-- Given records --

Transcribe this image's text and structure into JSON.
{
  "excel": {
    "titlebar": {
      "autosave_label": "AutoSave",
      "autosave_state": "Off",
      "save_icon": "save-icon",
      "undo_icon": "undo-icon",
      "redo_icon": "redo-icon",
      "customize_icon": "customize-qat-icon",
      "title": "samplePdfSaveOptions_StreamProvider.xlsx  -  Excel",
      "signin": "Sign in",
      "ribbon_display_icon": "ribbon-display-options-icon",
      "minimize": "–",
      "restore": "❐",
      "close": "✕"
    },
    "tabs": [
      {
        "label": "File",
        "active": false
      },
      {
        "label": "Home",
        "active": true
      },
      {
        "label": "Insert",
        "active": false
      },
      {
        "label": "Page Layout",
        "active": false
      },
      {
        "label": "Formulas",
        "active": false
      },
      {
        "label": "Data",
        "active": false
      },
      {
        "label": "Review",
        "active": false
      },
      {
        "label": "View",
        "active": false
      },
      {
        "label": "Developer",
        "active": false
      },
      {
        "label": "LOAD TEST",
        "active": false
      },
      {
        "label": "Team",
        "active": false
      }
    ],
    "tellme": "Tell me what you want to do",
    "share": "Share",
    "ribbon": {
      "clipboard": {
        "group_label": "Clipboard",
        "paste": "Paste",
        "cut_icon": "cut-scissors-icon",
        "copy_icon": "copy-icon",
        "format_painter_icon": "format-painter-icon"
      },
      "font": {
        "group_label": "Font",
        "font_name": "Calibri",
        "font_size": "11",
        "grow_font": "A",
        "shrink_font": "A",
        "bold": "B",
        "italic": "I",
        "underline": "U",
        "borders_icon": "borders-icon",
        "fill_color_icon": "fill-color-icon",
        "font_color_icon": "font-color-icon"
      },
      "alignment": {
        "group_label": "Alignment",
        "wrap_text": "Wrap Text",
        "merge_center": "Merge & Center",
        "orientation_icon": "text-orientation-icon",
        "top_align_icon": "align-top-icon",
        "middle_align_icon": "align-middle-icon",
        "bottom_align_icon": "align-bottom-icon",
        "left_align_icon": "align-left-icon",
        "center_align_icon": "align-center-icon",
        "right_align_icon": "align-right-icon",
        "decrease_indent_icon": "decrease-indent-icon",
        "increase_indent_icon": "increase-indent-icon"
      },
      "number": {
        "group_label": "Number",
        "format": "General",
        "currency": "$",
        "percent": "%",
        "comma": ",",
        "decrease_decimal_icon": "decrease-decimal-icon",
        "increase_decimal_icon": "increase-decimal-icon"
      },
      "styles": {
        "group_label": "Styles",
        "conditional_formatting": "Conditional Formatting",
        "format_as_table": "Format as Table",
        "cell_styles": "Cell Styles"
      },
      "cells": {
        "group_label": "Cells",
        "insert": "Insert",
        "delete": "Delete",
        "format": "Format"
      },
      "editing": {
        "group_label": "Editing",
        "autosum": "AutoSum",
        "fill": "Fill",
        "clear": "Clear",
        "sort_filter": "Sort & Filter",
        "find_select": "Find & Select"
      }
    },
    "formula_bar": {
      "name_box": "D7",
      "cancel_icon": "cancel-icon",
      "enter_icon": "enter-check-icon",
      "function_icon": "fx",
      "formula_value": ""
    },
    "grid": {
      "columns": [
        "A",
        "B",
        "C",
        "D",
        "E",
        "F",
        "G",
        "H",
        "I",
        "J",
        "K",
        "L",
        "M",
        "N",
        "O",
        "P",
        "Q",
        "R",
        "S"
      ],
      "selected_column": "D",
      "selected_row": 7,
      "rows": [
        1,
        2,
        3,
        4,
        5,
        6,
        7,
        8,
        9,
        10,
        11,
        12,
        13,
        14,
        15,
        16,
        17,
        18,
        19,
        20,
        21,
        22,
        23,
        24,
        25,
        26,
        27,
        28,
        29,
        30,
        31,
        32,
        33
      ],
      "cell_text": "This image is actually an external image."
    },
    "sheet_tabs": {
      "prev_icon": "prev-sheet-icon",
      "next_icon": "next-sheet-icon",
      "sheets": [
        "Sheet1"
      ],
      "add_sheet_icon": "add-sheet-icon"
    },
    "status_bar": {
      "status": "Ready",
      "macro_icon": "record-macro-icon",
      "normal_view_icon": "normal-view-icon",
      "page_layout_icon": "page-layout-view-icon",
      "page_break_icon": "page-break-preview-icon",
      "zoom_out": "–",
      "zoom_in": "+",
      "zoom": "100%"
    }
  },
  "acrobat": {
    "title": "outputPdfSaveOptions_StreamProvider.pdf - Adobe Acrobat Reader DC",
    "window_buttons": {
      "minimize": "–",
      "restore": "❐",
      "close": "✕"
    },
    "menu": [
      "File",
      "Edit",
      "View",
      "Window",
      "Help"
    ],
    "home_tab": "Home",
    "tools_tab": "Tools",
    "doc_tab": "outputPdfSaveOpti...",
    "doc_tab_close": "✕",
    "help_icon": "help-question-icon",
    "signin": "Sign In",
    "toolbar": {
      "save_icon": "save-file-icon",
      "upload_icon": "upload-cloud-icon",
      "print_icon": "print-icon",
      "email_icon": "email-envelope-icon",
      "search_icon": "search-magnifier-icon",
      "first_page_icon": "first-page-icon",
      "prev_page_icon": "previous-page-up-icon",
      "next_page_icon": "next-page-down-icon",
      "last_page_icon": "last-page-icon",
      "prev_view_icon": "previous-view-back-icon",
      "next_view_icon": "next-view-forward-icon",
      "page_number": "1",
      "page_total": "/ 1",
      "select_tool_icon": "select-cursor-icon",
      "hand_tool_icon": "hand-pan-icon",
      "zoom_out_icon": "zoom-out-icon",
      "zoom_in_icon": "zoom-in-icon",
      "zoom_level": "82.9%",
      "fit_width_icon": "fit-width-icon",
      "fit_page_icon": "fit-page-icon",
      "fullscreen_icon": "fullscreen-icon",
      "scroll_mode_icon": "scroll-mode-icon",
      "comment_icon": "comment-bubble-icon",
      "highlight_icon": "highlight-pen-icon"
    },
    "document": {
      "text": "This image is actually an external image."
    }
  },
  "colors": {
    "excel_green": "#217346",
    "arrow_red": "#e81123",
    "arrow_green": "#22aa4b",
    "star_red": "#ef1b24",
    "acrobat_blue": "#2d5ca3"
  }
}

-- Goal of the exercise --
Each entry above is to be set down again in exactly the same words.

-- Result of this exercise --
Transcribe this image's text and structure into JSON.
{
  "excel": {
    "titlebar": {
      "autosave_label": "AutoSave",
      "autosave_state": "Off",
      "save_icon": "save-icon",
      "undo_icon": "undo-icon",
      "redo_icon": "redo-icon",
      "customize_icon": "customize-qat-icon",
      "title": "samplePdfSaveOptions_StreamProvider.xlsx  -  Excel",
      "signin": "Sign in",
      "ribbon_display_icon": "ribbon-display-options-icon",
      "minimize": "–",
      "restore": "❐",
      "close": "✕"
    },
    "tabs": [
      {
        "label": "File",
        "active": false
      },
      {
        "label": "Home",
        "active": true
      },
      {
        "label": "Insert",
        "active": false
      },
      {
        "label": "Page Layout",
        "active": false
      },
      {
        "label": "Formulas",
        "active": false
      },
      {
        "label": "Data",
        "active": false
      },
      {
        "label": "Review",
        "active": false
      },
      {
        "label": "View",
        "active": false
      },
      {
        "label": "Developer",
        "active": false
      },
      {
        "label": "LOAD TEST",
        "active": false
      },
      {
        "label": "Team",
        "active": false
      }
    ],
    "tellme": "Tell me what you want to do",
    "share": "Share",
    "ribbon": {
      "clipboard": {
        "group_label": "Clipboard",
        "paste": "Paste",
        "cut_icon": "cut-scissors-icon",
        "copy_icon": "copy-icon",
        "format_painter_icon": "format-painter-icon"
      },
      "font": {
        "group_label": "Font",
        "font_name": "Calibri",
        "font_size": "11",
        "grow_font": "A",
        "shrink_font": "A",
        "bold": "B",
        "italic": "I",
        "underline": "U",
        "borders_icon": "borders-icon",
        "fill_color_icon": "fill-color-icon",
        "font_color_icon": "font-color-icon"
      },
      "alignment": {
        "group_label": "Alignment",
        "wrap_text": "Wrap Text",
        "merge_center": "Merge & Center",
        "orientation_icon": "text-orientation-icon",
        "top_align_icon": "align-top-icon",
        "middle_align_icon": "align-middle-icon",
        "bottom_align_icon": "align-bottom-icon",
        "left_align_icon": "align-left-icon",
        "center_align_icon": "align-center-icon",
        "right_align_icon": "align-right-icon",
        "decrease_indent_icon": "decrease-indent-icon",
        "increase_indent_icon": "increase-indent-icon"
      },
      "number": {
        "group_label": "Number",
        "format": "General",
        "currency": "$",
        "percent": "%",
        "comma": ",",
        "decrease_decimal_icon": "decrease-decimal-icon",
        "increase_decimal_icon": "increase-decimal-icon"
      },
      "styles": {
        "group_label": "Styles",
        "conditional_formatting": "Conditional Formatting",
        "format_as_table": "Format as Table",
        "cell_styles": "Cell Styles"
      },
      "cells": {
        "group_label": "Cells",
        "insert": "Insert",
        "delete": "Delete",
        "format": "Format"
      },
      "editing": {
        "group_label": "Editing",
        "autosum": "AutoSum",
        "fill": "Fill",
        "clear": "Clear",
        "sort_filter": "Sort & Filter",
        "find_select": "Find & Select"
      }
    },
    "formula_bar": {
      "name_box": "D7",
      "cancel_icon": "cancel-icon",
      "enter_icon": "enter-check-icon",
      "function_icon": "fx",
      "formula_value": ""
    },
    "grid": {
      "columns": [
        "A",
        "B",
        "C",
        "D",
        "E",
        "F",
        "G",
        "H",
        "I",
        "J",
        "K",
        "L",
        "M",
        "N",
        "O",
        "P",
        "Q",
        "R",
        "S"
      ],
      "selected_column": "D",
      "selected_row": 7,
      "rows": [
        1,
        2,
        3,
        4,
        5,
        6,
        7,
        8,
        9,
        10,
        11,
        12,
        13,
        14,
        15,
        16,
        17,
        18,
        19,
        20,
        21,
        22,
        23,
        24,
        25,
        26,
        27,
        28,
        29,
        30,
        31,
        32,
        33
      ],
      "cell_text": "This image is actually an external image."
    },
    "sheet_tabs": {
      "prev_icon": "prev-sheet-icon",
      "next_icon": "next-sheet-icon",
      "sheets": [
        "Sheet1"
      ],
      "add_sheet_icon": "add-sheet-icon"
    },
    "status_bar": {
      "status": "Ready",
      "macro_icon": "record-macro-icon",
      "normal_view_icon": "normal-view-icon",
      "page_layout_icon": "page-layout-view-icon",
      "page_break_icon": "page-break-preview-icon",
      "zoom_out": "–",
      "zoom_in": "+",
      "zoom": "100%"
    }
  },
  "acrobat": {
    "title": "outputPdfSaveOptions_StreamProvider.pdf - Adobe Acrobat Reader DC",
    "window_buttons": {
      "minimize": "–",
      "restore": "❐",
      "close": "✕"
    },
    "menu": [
      "File",
      "Edit",
      "View",
      "Window",
      "Help"
    ],
    "home_tab": "Home",
    "tools_tab": "Tools",
    "doc_tab": "outputPdfSaveOpti...",
    "doc_tab_close": "✕",
    "help_icon": "help-question-icon",
    "signin": "Sign In",
    "toolbar": {
      "save_icon": "save-file-icon",
      "upload_icon": "upload-cloud-icon",
      "print_icon": "print-icon",
      "email_icon": "email-envelope-icon",
      "search_icon": "search-magnifier-icon",
      "first_page_icon": "first-page-icon",
      "prev_page_icon": "previous-page-up-icon",
      "next_page_icon": "next-page-down-icon",
      "last_page_icon": "last-page-icon",
      "prev_view_icon": "previous-view-back-icon",
      "next_view_icon": "next-view-forward-icon",
      "page_number": "1",
      "page_total": "/ 1",
      "select_tool_icon": "select-cursor-icon",
      "hand_tool_icon": "hand-pan-icon",
      "zoom_out_icon": "zoom-out-icon",
      "zoom_in_icon": "zoom-in-icon",
      "zoom_level": "82.9%",
      "fit_width_icon": "fit-width-icon",
      "fit_page_icon": "fit-page-icon",
      "fullscreen_icon": "fullscreen-icon",
      "scroll_mode_icon": "scroll-mode-icon",
      "comment_icon": "comment-bubble-icon",
      "highlight_icon": "highlight-pen-icon"
    },
    "document": {
      "text": "This image is actually an external image."
    }
  },
  "colors": {
    "excel_green": "#217346",
    "arrow_red": "#e81123",
    "arrow_green": "#22aa4b",
    "star_red": "#ef1b24",
    "acrobat_blue": "#2d5ca3"
  }
}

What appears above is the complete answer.